#### TASK INSTRUCTIONS:
All pictures must be dropped, while the entries are given again word for word.

##### INFORMATION #####

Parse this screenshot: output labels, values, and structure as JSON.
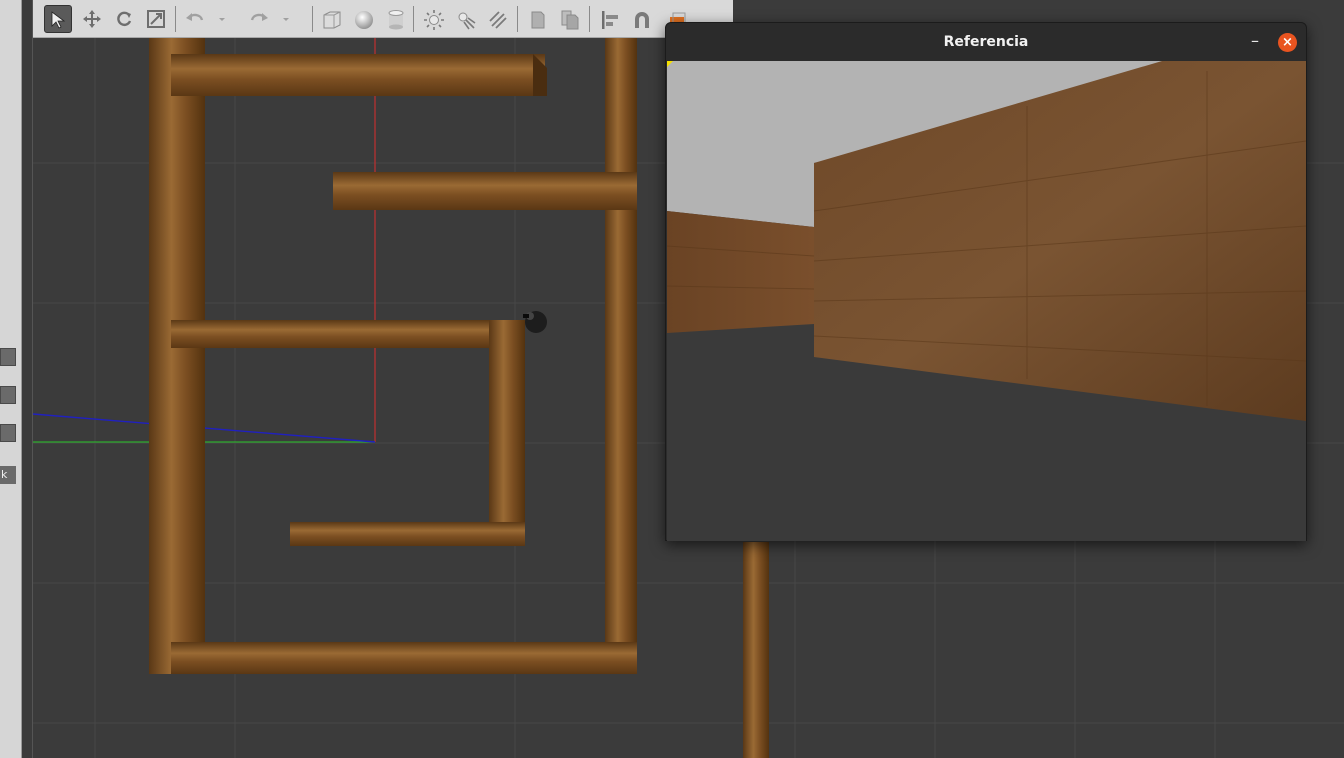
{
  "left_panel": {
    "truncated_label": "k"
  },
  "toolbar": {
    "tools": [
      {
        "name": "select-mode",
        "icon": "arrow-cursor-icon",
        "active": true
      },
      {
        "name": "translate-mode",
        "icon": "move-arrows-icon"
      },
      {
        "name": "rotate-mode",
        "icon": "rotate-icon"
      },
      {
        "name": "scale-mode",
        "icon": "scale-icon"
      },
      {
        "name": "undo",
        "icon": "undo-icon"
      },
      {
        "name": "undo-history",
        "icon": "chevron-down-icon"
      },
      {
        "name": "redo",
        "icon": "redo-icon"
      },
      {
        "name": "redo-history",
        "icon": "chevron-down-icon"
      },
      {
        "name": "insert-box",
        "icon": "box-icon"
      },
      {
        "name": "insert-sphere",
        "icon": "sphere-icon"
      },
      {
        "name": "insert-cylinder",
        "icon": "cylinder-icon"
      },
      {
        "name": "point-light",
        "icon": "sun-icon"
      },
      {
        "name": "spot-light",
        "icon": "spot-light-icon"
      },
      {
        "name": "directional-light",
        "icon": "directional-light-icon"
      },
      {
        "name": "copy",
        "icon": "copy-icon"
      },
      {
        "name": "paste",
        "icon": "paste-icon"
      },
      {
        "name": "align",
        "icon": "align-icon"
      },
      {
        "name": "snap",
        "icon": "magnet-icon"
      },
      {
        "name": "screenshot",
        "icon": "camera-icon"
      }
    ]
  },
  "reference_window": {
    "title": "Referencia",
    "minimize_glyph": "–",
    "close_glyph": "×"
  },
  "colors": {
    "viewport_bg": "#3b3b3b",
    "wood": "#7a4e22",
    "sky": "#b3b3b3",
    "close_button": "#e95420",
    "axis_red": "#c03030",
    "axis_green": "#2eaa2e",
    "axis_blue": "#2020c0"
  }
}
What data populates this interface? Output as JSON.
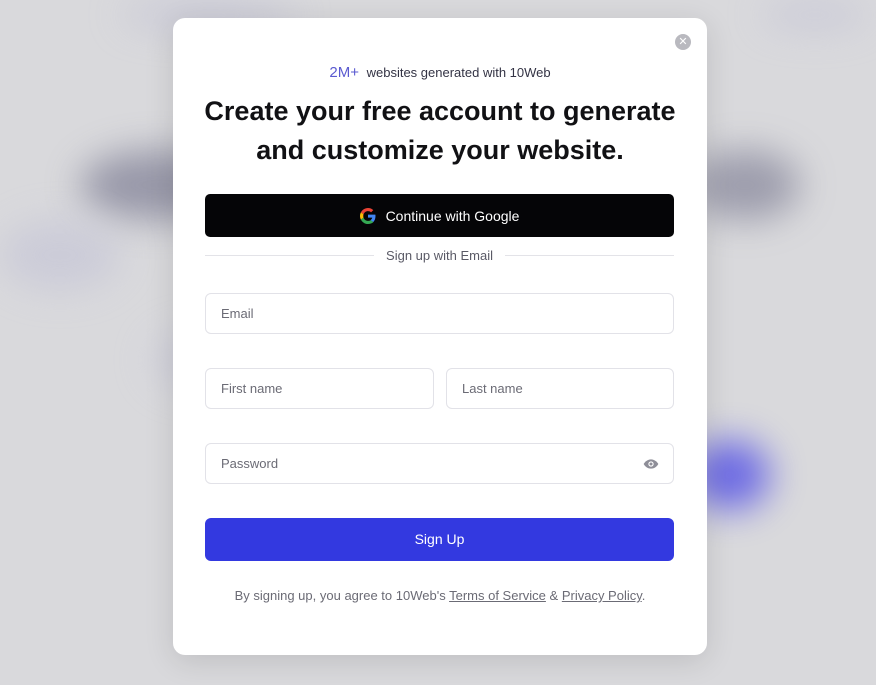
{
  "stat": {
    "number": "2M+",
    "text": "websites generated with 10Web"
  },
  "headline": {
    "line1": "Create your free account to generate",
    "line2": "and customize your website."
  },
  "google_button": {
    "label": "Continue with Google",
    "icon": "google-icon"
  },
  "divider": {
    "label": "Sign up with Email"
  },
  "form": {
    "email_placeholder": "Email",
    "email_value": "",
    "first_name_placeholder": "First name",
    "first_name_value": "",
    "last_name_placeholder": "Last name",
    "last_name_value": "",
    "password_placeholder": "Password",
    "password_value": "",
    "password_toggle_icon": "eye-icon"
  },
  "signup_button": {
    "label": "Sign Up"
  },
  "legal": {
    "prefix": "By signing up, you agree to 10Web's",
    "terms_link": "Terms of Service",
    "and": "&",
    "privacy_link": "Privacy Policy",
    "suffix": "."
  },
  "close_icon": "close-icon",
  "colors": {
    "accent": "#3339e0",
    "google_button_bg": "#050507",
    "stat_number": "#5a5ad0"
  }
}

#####

#### ANSWER TO THE PROBLEM:
Parse this screenshot: output labels, values, and structure as JSON.
{
  "left_panel": {
    "truncated_label": "k"
  },
  "toolbar": {
    "tools": [
      {
        "name": "select-mode",
        "icon": "arrow-cursor-icon",
        "active": true
      },
      {
        "name": "translate-mode",
        "icon": "move-arrows-icon"
      },
      {
        "name": "rotate-mode",
        "icon": "rotate-icon"
      },
      {
        "name": "scale-mode",
        "icon": "scale-icon"
      },
      {
        "name": "undo",
        "icon": "undo-icon"
      },
      {
        "name": "undo-history",
        "icon": "chevron-down-icon"
      },
      {
        "name": "redo",
        "icon": "redo-icon"
      },
      {
        "name": "redo-history",
        "icon": "chevron-down-icon"
      },
      {
        "name": "insert-box",
        "icon": "box-icon"
      },
      {
        "name": "insert-sphere",
        "icon": "sphere-icon"
      },
      {
        "name": "insert-cylinder",
        "icon": "cylinder-icon"
      },
      {
        "name": "point-light",
        "icon": "sun-icon"
      },
      {
        "name": "spot-light",
        "icon": "spot-light-icon"
      },
      {
        "name": "directional-light",
        "icon": "directional-light-icon"
      },
      {
        "name": "copy",
        "icon": "copy-icon"
      },
      {
        "name": "paste",
        "icon": "paste-icon"
      },
      {
        "name": "align",
        "icon": "align-icon"
      },
      {
        "name": "snap",
        "icon": "magnet-icon"
      },
      {
        "name": "screenshot",
        "icon": "camera-icon"
      }
    ]
  },
  "reference_window": {
    "title": "Referencia",
    "minimize_glyph": "–",
    "close_glyph": "×"
  },
  "colors": {
    "viewport_bg": "#3b3b3b",
    "wood": "#7a4e22",
    "sky": "#b3b3b3",
    "close_button": "#e95420",
    "axis_red": "#c03030",
    "axis_green": "#2eaa2e",
    "axis_blue": "#2020c0"
  }
}
What data populates this interface? Output as JSON.
{
  "stat": {
    "number": "2M+",
    "text": "websites generated with 10Web"
  },
  "headline": {
    "line1": "Create your free account to generate",
    "line2": "and customize your website."
  },
  "google_button": {
    "label": "Continue with Google",
    "icon": "google-icon"
  },
  "divider": {
    "label": "Sign up with Email"
  },
  "form": {
    "email_placeholder": "Email",
    "email_value": "",
    "first_name_placeholder": "First name",
    "first_name_value": "",
    "last_name_placeholder": "Last name",
    "last_name_value": "",
    "password_placeholder": "Password",
    "password_value": "",
    "password_toggle_icon": "eye-icon"
  },
  "signup_button": {
    "label": "Sign Up"
  },
  "legal": {
    "prefix": "By signing up, you agree to 10Web's",
    "terms_link": "Terms of Service",
    "and": "&",
    "privacy_link": "Privacy Policy",
    "suffix": "."
  },
  "close_icon": "close-icon",
  "colors": {
    "accent": "#3339e0",
    "google_button_bg": "#050507",
    "stat_number": "#5a5ad0"
  }
}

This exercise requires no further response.